It's pretty obvious that I am gay. I don't wear boa feathers but I've lived in San Francisco with the same 'wasband' for a quarter of a century. I know all the words to Gypsy and we have three Pekingeses who dress up in costumes for Christmas photos.

Despite this, I still run into people like this nice lady who made a pass at me at a Harvey Milk fundraiser. That's not barking up the wrong tree, that's barking in the wrong forest.

I'm not the only one. Part of the problem with the 'Don't Ask, Don't Tell' military business is that most people assume that all the soldiers are straight. All that Alexander and Achilles and Sacred Band of Thebes business got whitewashed, or should I say straight-washed?

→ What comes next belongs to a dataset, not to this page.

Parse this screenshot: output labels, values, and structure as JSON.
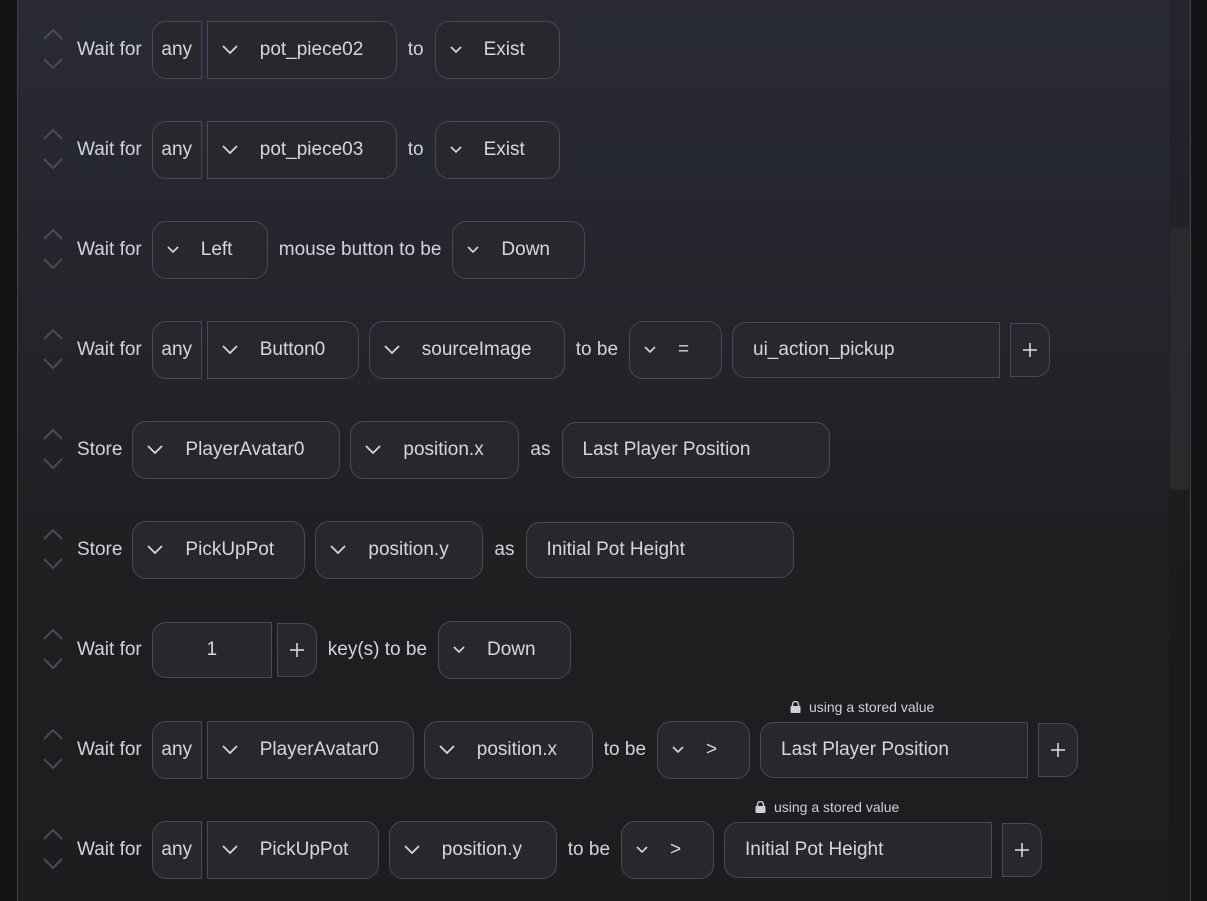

So each and every time I come out, it takes courage. When I tell the plumber I'm gay, will he overcharge me on the assumption that I don't know cast iron from copper? Will I get a bad chardonnay at the Niners game? When I tell my son's teacher, is she going to make me read "Heather Has Two Mommies" to her class?


This makes coming out a thrill, a cross between tattoos and skydiving. I brand myself as different forever and I leap, hoping like heck that the chute will open. Sometimes it doesn't work out. For instance, the local Catholic school rejected my kindergartner because his parents are gay. But most of the time when I've told cops or criminals or country singers that despite my two children, three dogs, government job, husband and mortgage I am still gay, they have responded, "I never thought that a gay person was so much like me."

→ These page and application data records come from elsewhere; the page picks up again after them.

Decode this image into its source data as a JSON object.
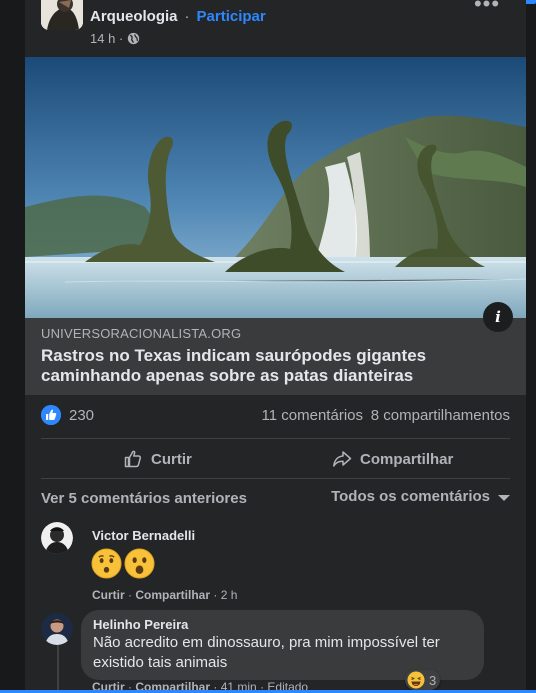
{
  "post": {
    "group_name": "Arqueologia",
    "separator": "·",
    "join_label": "Participar",
    "time": "14 h ·",
    "more_icon": "more-icon",
    "more_glyph": "•••"
  },
  "link_preview": {
    "domain": "UNIVERSORACIONALISTA.ORG",
    "title": "Rastros no Texas indicam saurópodes gigantes caminhando apenas sobre as patas dianteiras",
    "info_glyph": "i"
  },
  "stats": {
    "reaction_count": "230",
    "comments": "11 comentários",
    "shares": "8 compartilhamentos"
  },
  "actions": {
    "like_label": "Curtir",
    "share_label": "Compartilhar"
  },
  "comments_bar": {
    "view_previous": "Ver 5 comentários anteriores",
    "sort_label": "Todos os comentários"
  },
  "comments": [
    {
      "author": "Victor Bernadelli",
      "emojis": [
        "hushed-face-emoji",
        "astonished-face-emoji"
      ],
      "like": "Curtir",
      "reply": "Compartilhar",
      "time": "2 h"
    },
    {
      "author": "Helinho Pereira",
      "text": "Não acredito em dinossauro, pra mim impossível ter existido tais animais",
      "reaction_count": "3",
      "like": "Curtir",
      "reply": "Compartilhar",
      "time": "41 min",
      "edited": "Editado"
    }
  ],
  "colors": {
    "background": "#18191a",
    "card": "#242526",
    "accent": "#2d88ff",
    "text_primary": "#e4e6eb",
    "text_secondary": "#b0b3b8"
  }
}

So here is my life lesson: in telling my community I am different, I am telling them we are all the same.

With a Perspective, this is Kevin Fisher-Paulson.